The biggest problem with being a stand-up comedian at the Edinburgh festival, I think, is the same problem that students face at University: that incredible learning opportunities are accompanied by opportunities to indulge in a remarkable social life. This wouldn’t be a problem were it not for the latter’s potential to completely wreck the former.

Which is not to say that networking isn’t an invaluable part of the festival; it is just that it can sometimes be hard to know exactly where the line is between networking, and obscenely hedonistic drinking. The fact that everybody is drinking doesn’t really help; it just means that you know you are meeting a lot of people but it’s not always clear to simple folk like me whether the people you’re meeting are the people you intended to meet. But it certainly is possible to drink your way into some terrible performances.

Thus it was that I, after quite a late night the night before last, crunched on my hoop yesterday lunchtime.

There was no excuse; I was tired, I stammered, I ummed and ahhed throughout my set, and at one point I even described Edinburgh as being a rainy city “in the North of England”. I didn’t get any laughs after that.

I made up for it in the afternoon with a good performance at the Comedy Manifesto, in which myself and Eric somehow managed to beat David Mulholland and James Sherwood, who is a proper bona fide topical comedy writer. Ironically, if I hadn’t been out late the night before I wouldn’t have been drinking with Eric and Jools Constant, and wouldn’t have got the gig. So the ‘networking’ ruined one gig for me, but got me another at which I was quite good. And this is how the balance is restored.

Also, yesterday afternoon, I saw a play, called Splinters of Light. I had been given a free ticket by a flyerer and I enjoyed the performance of the ‘clock-fixer’.

The evening show was also pretty good. I didn’t do puns, just a solid set – perhaps one of the best sets I’ve done, albeit still not as slick as it could be…

So, the work continues. And when drinking and being hungover feels like work, then I guess there’s probably some kind of learning going on.

CTD: Audience – full; Performance – dire (2/10)
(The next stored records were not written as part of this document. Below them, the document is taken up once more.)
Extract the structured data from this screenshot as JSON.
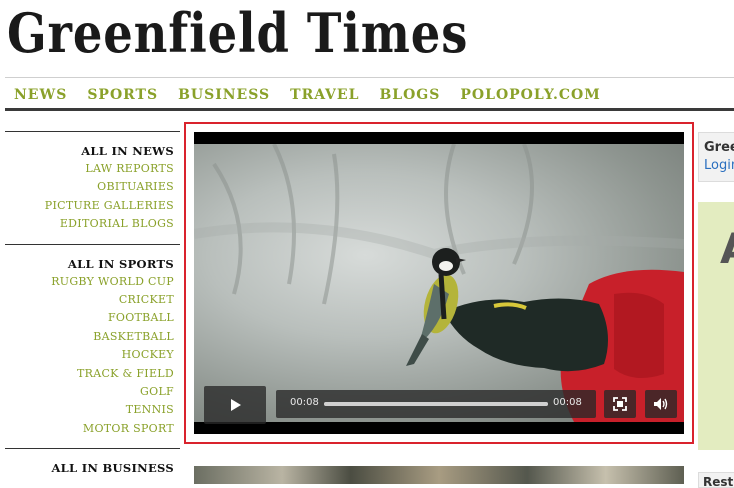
{
  "site": {
    "title": "Greenfield Times"
  },
  "nav": {
    "items": [
      "NEWS",
      "SPORTS",
      "BUSINESS",
      "TRAVEL",
      "BLOGS",
      "POLOPOLY.COM"
    ]
  },
  "sidebar": {
    "sections": [
      {
        "heading": "ALL IN NEWS",
        "links": [
          "LAW REPORTS",
          "OBITUARIES",
          "PICTURE GALLERIES",
          "EDITORIAL BLOGS"
        ]
      },
      {
        "heading": "ALL IN SPORTS",
        "links": [
          "RUGBY WORLD CUP",
          "CRICKET",
          "FOOTBALL",
          "BASKETBALL",
          "HOCKEY",
          "TRACK & FIELD",
          "GOLF",
          "TENNIS",
          "MOTOR SPORT"
        ]
      },
      {
        "heading": "ALL IN BUSINESS",
        "links": []
      }
    ]
  },
  "video": {
    "current_time": "00:08",
    "duration": "00:08",
    "progress": 1.0,
    "play_icon": "play-icon",
    "fullscreen_icon": "fullscreen-icon",
    "volume_icon": "volume-icon"
  },
  "right_panel": {
    "title": "Gree",
    "login": "Login",
    "ad_letter": "A",
    "bottom_title": "Rest"
  },
  "colors": {
    "nav_link": "#8aa12a",
    "frame_border": "#d9232d",
    "ad_bg": "#e3ecc0"
  }
}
The Comedy Manifesto: Audience – full; Performance – solid (6/10)

SSS: Audience – full; Performance – Good (7/10)

Other stuff: okay, considering the late night the day before…

Overall: DRAW